Blue-ringed octopuses don’t usually attack humans, in fact they’re mostly docile: their main prey is small crabs, hermit crabs, and shrimp, although sometimes they’ll feed on ﬁsh if they can catch them. The octopus ﬁrst pounces on the prey, pulling it towards its mouth, so its hard beak can pierce the exoskeleton of the prey, when it then ﬁrst uses its venom. The venom paralyzes the muscles used for movement and
breathing. The octopus then tears off part of the shell with its beak and sucks the ﬂesh out of the crustacean.
50-100 eggs, and then guards them. She does eat during the entire gestation period, which lasts 1-2 months, then dies. The little juveniles are the size of a pea, and like to hide underneath sandy ledges. The little BRO will grow to be at adult size in only a few months, living altogether only about 2 years. BRO’s have very small ink sacs, and have lost the defensive mechanism of the ink sac, probably due to the fact that because they can use their rings, venom, camouﬂage, and hiding skills to keep away predators, ink
was no longer needed.
The Giant Pacific Octopus weighs up to about 50 lbs. (sometimes much more) and often has a mantle length in excess of 1.5 ft., yet can squeeze through an aperture the size of a lemon. While a solitary and shy animal, the octopus's 5-ft. arms with a combined total of 2000+ powerful, chemical receptor-studded suckers allow it to take on some of the most dangerous predators in the East-Central Pacific. It can survive for at least fifteen minutes out of water, it swims swirling its arms around itself to slough off its victims' dead skin from its suckers, and it makes its home in dark, rocky caves in Pacific waters that can reach 36 degrees Fahrenheit (cold for any cephalopod). It is the ultimate marine invertebrate predator in most all respects. The Shedd Aquarium's website dramatically describes E. dofleini as "like a clan of ancient gods and present-day superheroes rolled into one," with the "suctioning force of Spiderman, the brains of Athena, the stretching capacity of Elastigirl, the speed of Mercury and the determination of Wonder Woman."
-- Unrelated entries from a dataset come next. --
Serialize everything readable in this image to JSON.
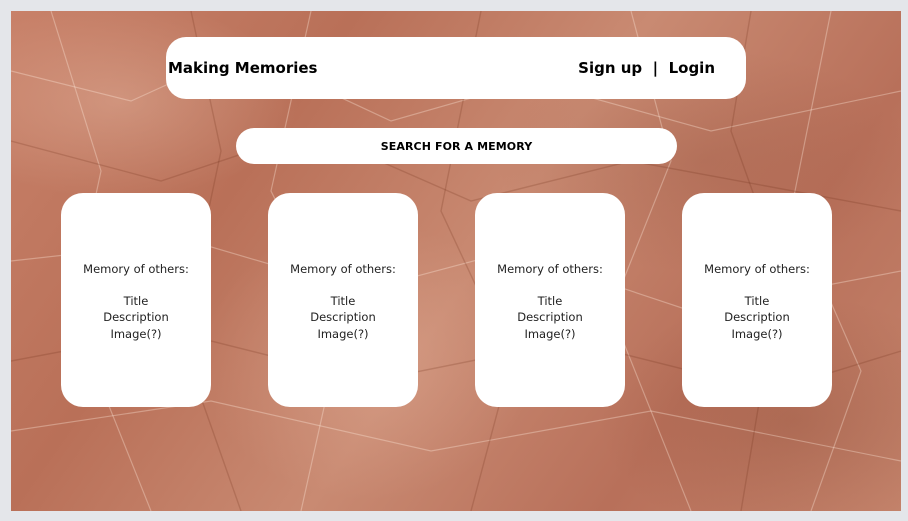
{
  "header": {
    "title": "Making Memories",
    "sign_up": "Sign up",
    "separator": "|",
    "login": "Login"
  },
  "search": {
    "label": "SEARCH FOR A MEMORY"
  },
  "cards": [
    {
      "heading": "Memory of others:",
      "lines": [
        "Title",
        "Description",
        "Image(?)"
      ]
    },
    {
      "heading": "Memory of others:",
      "lines": [
        "Title",
        "Description",
        "Image(?)"
      ]
    },
    {
      "heading": "Memory of others:",
      "lines": [
        "Title",
        "Description",
        "Image(?)"
      ]
    },
    {
      "heading": "Memory of others:",
      "lines": [
        "Title",
        "Description",
        "Image(?)"
      ]
    }
  ],
  "colors": {
    "background": "#c07a62",
    "panel": "#ffffff",
    "frame": "#e4e6ea"
  }
}
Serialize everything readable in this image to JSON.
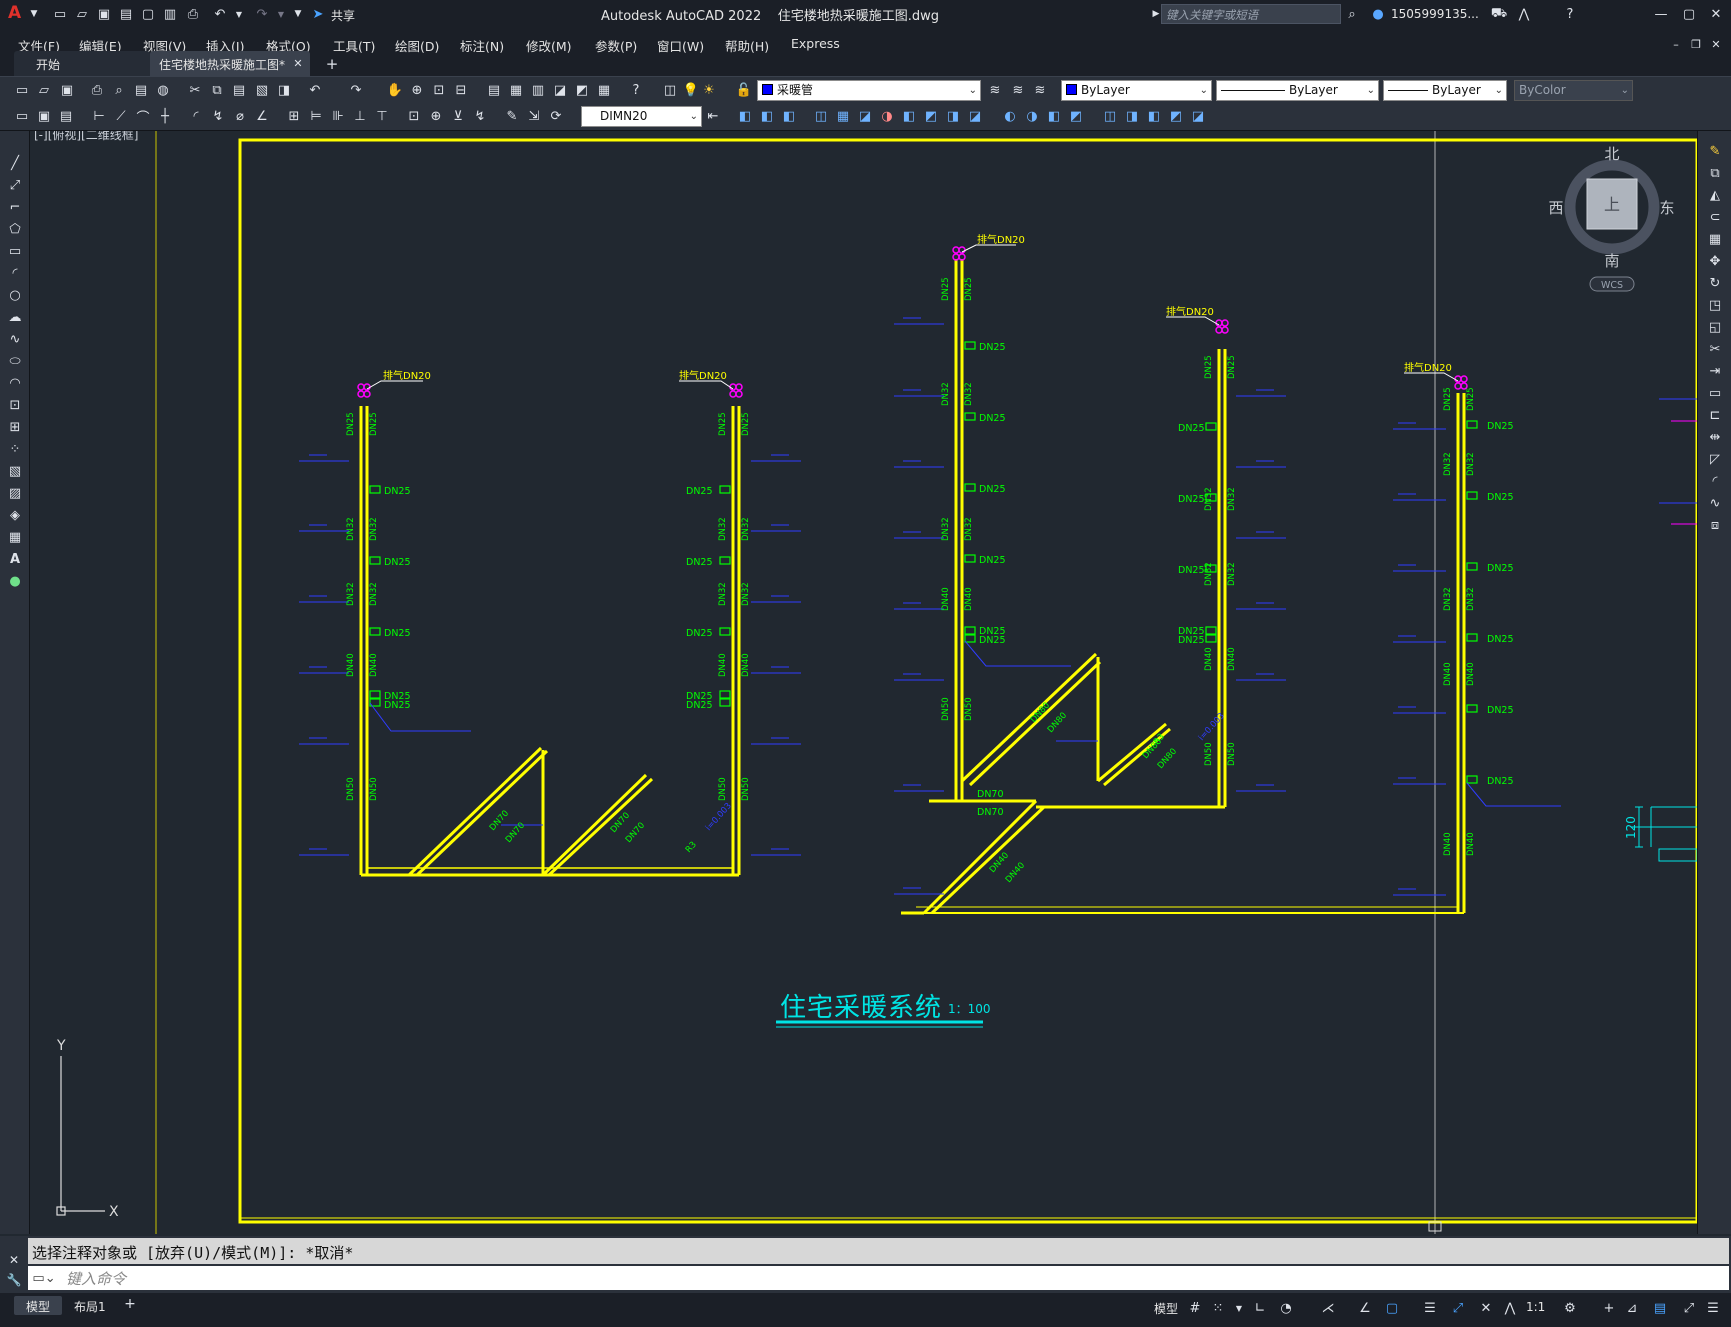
{
  "app": {
    "name": "Autodesk AutoCAD 2022",
    "file": "住宅楼地热采暖施工图.dwg",
    "share": "共享",
    "search_placeholder": "键入关键字或短语",
    "user": "1505999135...",
    "logo": "A"
  },
  "menu": [
    "文件(F)",
    "编辑(E)",
    "视图(V)",
    "插入(I)",
    "格式(O)",
    "工具(T)",
    "绘图(D)",
    "标注(N)",
    "修改(M)",
    "参数(P)",
    "窗口(W)",
    "帮助(H)",
    "Express"
  ],
  "tabs": [
    {
      "label": "开始"
    },
    {
      "label": "住宅楼地热采暖施工图*"
    }
  ],
  "props": {
    "layer": "采暖管",
    "color": "ByLayer",
    "linetype": "ByLayer",
    "lineweight": "ByLayer",
    "plotstyle": "ByColor",
    "dimstyle": "DIMN20"
  },
  "viewport": {
    "label": "[-][俯视][二维线框]"
  },
  "viewcube": {
    "north": "北",
    "south": "南",
    "east": "东",
    "west": "西",
    "top": "上",
    "wcs": "WCS"
  },
  "ucs": {
    "x": "X",
    "y": "Y"
  },
  "drawing": {
    "title": "住宅采暖系统",
    "scale": "1：100",
    "vent": "排气DN20",
    "dn": {
      "d25": "DN25",
      "d32": "DN32",
      "d40": "DN40",
      "d50": "DN50",
      "d70": "DN70",
      "d80": "DN80"
    },
    "dim_v": "120",
    "marker": "i=0.003",
    "r3": "R3"
  },
  "command": {
    "output": "选择注释对象或 [放弃(U)/模式(M)]: *取消*",
    "placeholder": "键入命令"
  },
  "layout_tabs": [
    "模型",
    "布局1"
  ],
  "status": {
    "model": "模型",
    "scale": "1:1"
  },
  "colors": {
    "frame": "#ffff00",
    "pipe": "#ffff00",
    "dn": "#00ff00",
    "blue": "#2f3dff",
    "magenta": "#ff00ff",
    "cyan": "#00e5e5",
    "bg": "#212830"
  }
}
E. dofleini will eat just about anything: fish ranging in size from small perciformes to dogfish and other shark species, crustaceans like prawns and lobsters, clams and other bivalves, and birds. Yes, birds. Some females are even cannibalistic. In trophic terms, Giant Pacific Octopuses are secondary or tertiary consumers, high-level small-population predators that feed on herbivorous organisms and smaller predators. The Giant Pacific Octopus is an important prey species for Pacific marine mammals like seals, sea lions, and toothed whales like the Killer and Sperm Whales (Orcinus orca and Physeter macrocephalus). The Octopus's meat is lean, but rich in proteins and a variety of important vitamins and trace metals these mammals need. However, the Giant Pacific Octopus is by no means an easy catch:
In ecological terms, the Giant Pacific Octopus's semelparous (single-cycle, with senescence after one breeding event), relatively short lifespan (4-5 years) and 70,000-egg clutch size is indicative of an rapid-life history reproductive strategy substituting parental investment with bulk. Giants Pacific Octopuses mate in the winter months, with males using a hectocotylized arm to insert two spermatophores into the female oviduct; the whole spawning process takes a few hours. The male immediately experiences programmed senescence and cessation of metabolic activity; the female stays alive to guard the eggs over the next 3-5 months as they incubate in clusters of 200-300, hanging from the roof of the octopus's den. The larvae hatch in spring, and spend 1-3 months in a 10-millimeter planktonic stage, after which they grow rapidly.